It’s always been said—truthfully I think—that if you want something done, ask the busiest person you know. I know in my own life, the busier I truly am, the more productive I tend to be. Yes, there is a point where I can cross the line from busy to frantic, but in all honesty, that doesn’t happen in reality as often as we say it does.
The winter holidays are slower times for me and yet they are often the times when it is hardest for me to get things done.
A lot of that is because I think I have lots of time to do things, I procrastinate and leave stuff to the last possible minute. And sometimes I have underestimated how long that thing will actually take. Oftentimes it takes longer because the less I am doing, the less I am thinking about things, the slower I am at firing up my brain. I’m not making the connections that I tend to make on a regular day.
Sometimes, slowing down is a good thing. By not making those connections, I can actually see things that have been too long buried beneath the rest of my thoughts. I can see things that I’ve missed. But oftentimes I note that the less real work we have, the more work-like stuff we fill our time with, and the more we insist we are too busy to get real work done.
I was with a client the other day who spent most of our hour together deflecting everything—“I can’t focus on that, I’ve got this”—but this was something not germane to her job. If she had stopped telling me how busy she was and simply focused on the task we needed to accomplish, we could have finished in 20 minutes. In fact, it took us three times that long to get it done. Sort of.
I say sort of because I have no confidence that she followed up on her tasks once I left. I am pretty sure she tossed it aside muttering, “I’m too busy to do this,” and then spent more time trying to figure out just what she should have been doing (ignoring the fact that she had just tossed it aside).
“Idleness,” goes another old saying “is the devil’s playground.” Certainly that can be true when it comes to work. When I was a Vice President most of my time was booked with back to back meetings and I used to wish for an unscheduled hour so I could get some of my other work done. But in those rare times when a meeting was cancelled, I spent most of that freed up hour trying to figure out what work I should tackle. On the other hand, the few un-meeting-ed hours I did have and scheduled to do something specific were always, without fail, productive. I got done what I needed to get done and that felt really good.

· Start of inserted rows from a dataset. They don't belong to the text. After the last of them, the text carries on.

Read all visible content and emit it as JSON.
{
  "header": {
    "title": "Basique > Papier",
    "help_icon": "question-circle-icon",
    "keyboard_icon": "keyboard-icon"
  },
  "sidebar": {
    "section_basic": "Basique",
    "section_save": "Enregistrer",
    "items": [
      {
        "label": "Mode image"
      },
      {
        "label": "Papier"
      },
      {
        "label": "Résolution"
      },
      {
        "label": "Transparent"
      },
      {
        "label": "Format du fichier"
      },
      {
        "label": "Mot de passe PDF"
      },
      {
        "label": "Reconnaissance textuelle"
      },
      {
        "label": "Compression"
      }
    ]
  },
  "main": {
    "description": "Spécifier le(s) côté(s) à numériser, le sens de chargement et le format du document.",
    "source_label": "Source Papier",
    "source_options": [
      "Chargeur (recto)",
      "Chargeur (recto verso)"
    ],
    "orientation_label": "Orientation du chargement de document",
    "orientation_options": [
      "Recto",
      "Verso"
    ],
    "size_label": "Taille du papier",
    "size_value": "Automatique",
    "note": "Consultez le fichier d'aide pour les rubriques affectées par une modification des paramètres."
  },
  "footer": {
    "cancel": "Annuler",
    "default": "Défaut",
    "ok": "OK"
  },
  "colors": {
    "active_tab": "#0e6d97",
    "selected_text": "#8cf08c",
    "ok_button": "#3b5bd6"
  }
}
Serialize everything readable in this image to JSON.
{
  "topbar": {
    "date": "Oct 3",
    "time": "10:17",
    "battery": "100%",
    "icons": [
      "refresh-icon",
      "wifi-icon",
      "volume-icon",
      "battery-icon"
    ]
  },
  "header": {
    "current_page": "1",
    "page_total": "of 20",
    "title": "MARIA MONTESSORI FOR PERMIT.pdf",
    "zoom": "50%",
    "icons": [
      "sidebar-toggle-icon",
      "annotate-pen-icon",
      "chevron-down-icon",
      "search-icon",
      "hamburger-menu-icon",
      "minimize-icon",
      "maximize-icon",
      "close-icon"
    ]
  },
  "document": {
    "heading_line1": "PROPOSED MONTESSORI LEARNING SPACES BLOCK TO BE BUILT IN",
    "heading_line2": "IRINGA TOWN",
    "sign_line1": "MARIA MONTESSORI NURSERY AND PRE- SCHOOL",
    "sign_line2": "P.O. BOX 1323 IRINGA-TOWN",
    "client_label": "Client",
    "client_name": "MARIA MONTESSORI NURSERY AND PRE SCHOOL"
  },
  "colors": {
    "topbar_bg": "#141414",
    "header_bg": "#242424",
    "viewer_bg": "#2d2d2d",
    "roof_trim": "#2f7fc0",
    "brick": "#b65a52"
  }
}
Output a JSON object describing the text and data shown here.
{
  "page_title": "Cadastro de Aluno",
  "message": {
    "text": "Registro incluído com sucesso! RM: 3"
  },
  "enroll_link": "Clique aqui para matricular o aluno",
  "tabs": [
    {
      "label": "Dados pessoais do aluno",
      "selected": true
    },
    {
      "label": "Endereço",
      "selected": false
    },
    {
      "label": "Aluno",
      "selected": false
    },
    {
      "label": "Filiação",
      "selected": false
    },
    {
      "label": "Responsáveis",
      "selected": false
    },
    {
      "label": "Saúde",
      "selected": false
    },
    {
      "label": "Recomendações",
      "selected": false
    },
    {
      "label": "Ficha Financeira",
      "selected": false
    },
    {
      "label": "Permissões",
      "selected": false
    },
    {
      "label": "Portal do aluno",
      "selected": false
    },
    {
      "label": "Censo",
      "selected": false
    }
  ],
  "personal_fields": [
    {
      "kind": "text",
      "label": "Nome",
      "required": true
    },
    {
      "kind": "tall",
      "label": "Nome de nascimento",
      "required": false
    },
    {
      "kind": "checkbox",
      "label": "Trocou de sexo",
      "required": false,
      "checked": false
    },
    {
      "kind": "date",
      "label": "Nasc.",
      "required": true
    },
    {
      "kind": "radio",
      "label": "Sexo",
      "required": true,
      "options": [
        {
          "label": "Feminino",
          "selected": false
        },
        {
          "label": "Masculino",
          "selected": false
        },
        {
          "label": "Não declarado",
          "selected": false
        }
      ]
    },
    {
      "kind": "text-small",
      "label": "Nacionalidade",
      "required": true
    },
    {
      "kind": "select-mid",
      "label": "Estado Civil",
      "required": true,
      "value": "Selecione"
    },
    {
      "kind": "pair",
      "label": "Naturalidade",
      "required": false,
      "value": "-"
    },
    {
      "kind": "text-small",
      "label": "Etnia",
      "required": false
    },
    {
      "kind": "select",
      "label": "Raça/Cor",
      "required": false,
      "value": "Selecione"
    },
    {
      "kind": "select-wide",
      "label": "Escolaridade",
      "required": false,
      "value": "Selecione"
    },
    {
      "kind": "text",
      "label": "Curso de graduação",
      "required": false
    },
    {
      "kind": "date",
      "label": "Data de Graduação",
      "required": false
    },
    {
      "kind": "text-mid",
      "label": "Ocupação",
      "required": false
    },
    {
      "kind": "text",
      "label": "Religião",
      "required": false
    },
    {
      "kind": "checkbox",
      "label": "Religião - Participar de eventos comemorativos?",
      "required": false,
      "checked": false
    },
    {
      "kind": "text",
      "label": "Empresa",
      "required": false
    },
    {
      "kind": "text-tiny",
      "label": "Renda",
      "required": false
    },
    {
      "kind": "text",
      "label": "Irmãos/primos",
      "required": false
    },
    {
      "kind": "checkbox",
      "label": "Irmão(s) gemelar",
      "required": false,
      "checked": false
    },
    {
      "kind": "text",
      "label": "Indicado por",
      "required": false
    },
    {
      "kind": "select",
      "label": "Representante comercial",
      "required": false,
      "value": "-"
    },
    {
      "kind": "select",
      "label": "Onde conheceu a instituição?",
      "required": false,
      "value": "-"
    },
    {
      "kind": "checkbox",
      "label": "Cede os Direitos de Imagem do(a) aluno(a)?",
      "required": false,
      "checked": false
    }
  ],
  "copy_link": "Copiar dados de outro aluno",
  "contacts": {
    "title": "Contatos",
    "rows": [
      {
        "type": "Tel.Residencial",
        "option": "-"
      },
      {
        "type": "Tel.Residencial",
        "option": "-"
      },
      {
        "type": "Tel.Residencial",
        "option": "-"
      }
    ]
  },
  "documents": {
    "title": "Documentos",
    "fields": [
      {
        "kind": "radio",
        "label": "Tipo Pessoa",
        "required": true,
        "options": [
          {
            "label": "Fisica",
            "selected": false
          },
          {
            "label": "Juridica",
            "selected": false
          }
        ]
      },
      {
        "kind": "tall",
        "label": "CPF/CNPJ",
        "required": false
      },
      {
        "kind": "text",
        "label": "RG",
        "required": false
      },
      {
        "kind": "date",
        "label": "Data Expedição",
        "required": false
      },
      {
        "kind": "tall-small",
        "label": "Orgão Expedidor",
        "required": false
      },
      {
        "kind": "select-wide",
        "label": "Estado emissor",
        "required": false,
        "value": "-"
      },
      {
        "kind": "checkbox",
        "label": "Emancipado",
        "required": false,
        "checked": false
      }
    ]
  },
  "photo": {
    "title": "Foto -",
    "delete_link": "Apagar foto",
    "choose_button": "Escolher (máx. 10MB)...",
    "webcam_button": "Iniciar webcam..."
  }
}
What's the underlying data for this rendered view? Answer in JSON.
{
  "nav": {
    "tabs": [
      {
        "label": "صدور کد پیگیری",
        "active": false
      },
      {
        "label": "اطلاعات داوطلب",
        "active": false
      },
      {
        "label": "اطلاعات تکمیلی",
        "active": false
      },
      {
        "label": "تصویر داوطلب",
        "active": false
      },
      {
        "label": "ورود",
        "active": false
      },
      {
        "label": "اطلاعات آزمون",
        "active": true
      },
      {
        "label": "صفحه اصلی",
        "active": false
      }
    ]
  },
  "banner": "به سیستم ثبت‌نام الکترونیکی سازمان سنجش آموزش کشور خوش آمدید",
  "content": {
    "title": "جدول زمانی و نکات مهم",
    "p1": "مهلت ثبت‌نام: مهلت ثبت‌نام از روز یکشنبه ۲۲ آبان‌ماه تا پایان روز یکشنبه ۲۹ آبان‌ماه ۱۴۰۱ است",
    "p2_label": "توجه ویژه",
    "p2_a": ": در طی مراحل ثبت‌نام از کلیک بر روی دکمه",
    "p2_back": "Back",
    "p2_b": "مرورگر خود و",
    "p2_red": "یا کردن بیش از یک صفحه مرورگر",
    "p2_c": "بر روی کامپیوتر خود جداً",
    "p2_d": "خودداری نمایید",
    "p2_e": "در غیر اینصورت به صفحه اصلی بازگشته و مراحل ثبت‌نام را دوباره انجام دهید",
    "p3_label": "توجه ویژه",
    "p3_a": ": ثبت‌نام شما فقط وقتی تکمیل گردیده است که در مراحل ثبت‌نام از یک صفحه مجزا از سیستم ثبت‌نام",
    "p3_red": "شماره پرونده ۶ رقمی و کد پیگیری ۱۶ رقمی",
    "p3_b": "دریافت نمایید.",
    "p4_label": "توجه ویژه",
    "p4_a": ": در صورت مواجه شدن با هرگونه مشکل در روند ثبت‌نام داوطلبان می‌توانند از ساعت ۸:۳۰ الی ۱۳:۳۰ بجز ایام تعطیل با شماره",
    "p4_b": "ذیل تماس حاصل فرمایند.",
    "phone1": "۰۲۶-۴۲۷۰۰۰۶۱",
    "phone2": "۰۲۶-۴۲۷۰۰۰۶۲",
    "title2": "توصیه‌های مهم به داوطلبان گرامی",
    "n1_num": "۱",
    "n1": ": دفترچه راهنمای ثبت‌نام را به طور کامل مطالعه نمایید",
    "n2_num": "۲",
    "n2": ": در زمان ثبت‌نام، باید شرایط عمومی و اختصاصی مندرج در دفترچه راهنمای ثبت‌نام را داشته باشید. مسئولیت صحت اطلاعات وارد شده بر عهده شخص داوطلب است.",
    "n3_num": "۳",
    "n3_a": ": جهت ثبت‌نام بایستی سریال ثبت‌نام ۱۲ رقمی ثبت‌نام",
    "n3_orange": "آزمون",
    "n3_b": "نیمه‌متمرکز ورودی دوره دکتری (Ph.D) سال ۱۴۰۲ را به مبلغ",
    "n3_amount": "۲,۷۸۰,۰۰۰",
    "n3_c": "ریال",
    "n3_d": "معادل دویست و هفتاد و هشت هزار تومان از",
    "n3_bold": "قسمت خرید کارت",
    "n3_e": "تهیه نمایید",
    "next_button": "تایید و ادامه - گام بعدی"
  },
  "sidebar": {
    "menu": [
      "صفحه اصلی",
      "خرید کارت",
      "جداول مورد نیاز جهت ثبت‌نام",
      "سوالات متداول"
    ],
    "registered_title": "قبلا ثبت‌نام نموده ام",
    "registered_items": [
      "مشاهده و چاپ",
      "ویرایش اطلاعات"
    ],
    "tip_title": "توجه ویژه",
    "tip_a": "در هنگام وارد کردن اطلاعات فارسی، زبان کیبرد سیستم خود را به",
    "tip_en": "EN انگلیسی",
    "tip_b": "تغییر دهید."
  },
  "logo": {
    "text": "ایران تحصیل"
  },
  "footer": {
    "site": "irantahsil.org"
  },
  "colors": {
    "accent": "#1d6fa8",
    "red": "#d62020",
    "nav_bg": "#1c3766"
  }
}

Knowing this, on my better weeks, I actually calendar in things I would like to accomplish. So my co-author, Bo Morton and I are writing a new version of our grants book. We have no real deadline for this, so the updating has dragged. This week we meet, defined what is left to do, and make a schedule. We both know we can fudge on this so we promised each other that we would keep the other one on track.
In other words, to become the queen of clichés with yet another old saying, “Plan your work, and then work your plan.” I know it works for me. But first you have to acknowledge that, really, you are not too busy to sit down and figure out what you really have to do and identify what is work and what is work-like busy stuff that simply takes up your all too precious time.
Janet Levine works with nonprofits, helping them to increase their fundraising capacity and build stronger, more committed Boards. Learn more at http://janetlevineconsulting.com. While there, sign up for her free monthly newsletter.